A Labour government would support and develop the social economy and create a new National Primary Childcare Service, a not-for-profit organisation to promote the charitable delivery of extracurricular activities for children.
In the section "Improving productivity and a new industrial strategy", the manifesto, published today, says: "Our charities, mutuals, cooperatives and social enterprises are pioneering new models of production that enhance social value, promote financial inclusion and give individuals and communities power and control."
It says the party will support and help to develop the social economy by improving access for cooperative and mutual organisations to growth finance through a new British Investment Bank, which would improve access to finance for small and medium-sized businesses.
"And we will consider how to support employee buy-outs when businesses are being sold," it says.
The manifesto says Labour would open up public contracts to more small businesses through a new Small Business Administration, which would "ensure procurement contracts are accessible and regulations are designed with small firms in mind".
It says it would embed social impact into public procurement, saying: "We will support employers to pay more by using government procurement to promote the living wage, alongside wider social impact considerations."
Under "Supporting families and relationships", the document says Labour "would introduce a legal guarantee for parents of primary school children to access wraparound childcare from 8am to 6pm through their local primary school".
It says: "This will be underpinned by a new National Primary Childcare Service, a not-for-profit organisation to promote the voluntary and charitable delivery of quality extracurricular activities."
On the lobbying act, the manifesto says: "We will safeguard our democracy by repealing the lobbying act, which has gagged charities, and replace it with a tougher statutory register of lobbyists."
In May last year, the party commissioned Baroness Sherlock to review the act and publish recommendations on alternative regulations.
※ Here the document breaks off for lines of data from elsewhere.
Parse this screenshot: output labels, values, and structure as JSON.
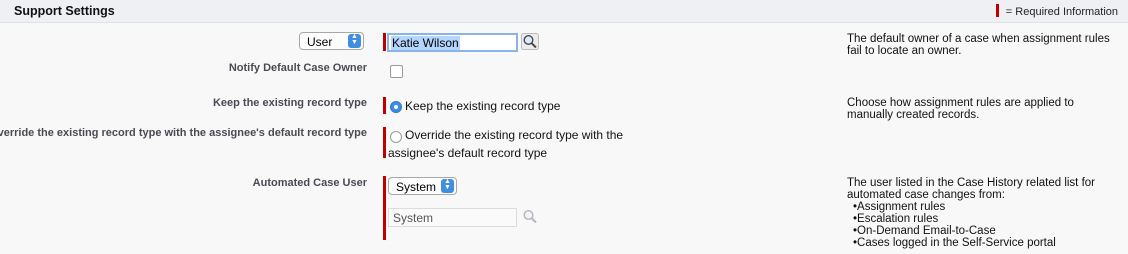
{
  "section": {
    "title": "Support Settings",
    "required_legend": "= Required Information"
  },
  "default_case_owner": {
    "owner_type_select": "User",
    "owner_value": "Katie Wilson",
    "help": "The default owner of a case when assignment rules fail to locate an owner."
  },
  "notify_default_owner": {
    "label": "Notify Default Case Owner",
    "checked": false
  },
  "record_type": {
    "keep_label": "Keep the existing record type",
    "keep_option": "Keep the existing record type",
    "override_label": "Override the existing record type with the assignee's default record type",
    "override_option": "Override the existing record type with the assignee's default record type",
    "selected": "keep",
    "help": "Choose how assignment rules are applied to manually created records."
  },
  "automated_case_user": {
    "label": "Automated Case User",
    "type_select": "System",
    "value": "System",
    "help_intro": "The user listed in the Case History related list for automated case changes from:",
    "help_items": [
      "Assignment rules",
      "Escalation rules",
      "On-Demand Email-to-Case",
      "Cases logged in the Self-Service portal"
    ]
  },
  "colors": {
    "required": "#c00000",
    "accent": "#3f8ee0",
    "header_bg": "#eef0f3"
  }
}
The review is yet to be published.
Labour also pledges to encourage young people to take part in volunteering and social action through the National Citizen Service and the #iwill campaign from the charity Step Up To Serve, which encourages youth social action and is funded by government and other sources.
Other proposals that could directly involve the third sector are: "community-based campaigns to reduce the proportion of citizens unable to use the internet and help those who need it to get the skills to make the most of digital technology"; the strengthening of community safety partnerships that give local people a role in setting priorities for neighbourhood policing; and initiatives to make homes warmer and bring down energy bills, which the manifesto says will be "delivered street by street by local authorities and community organisations".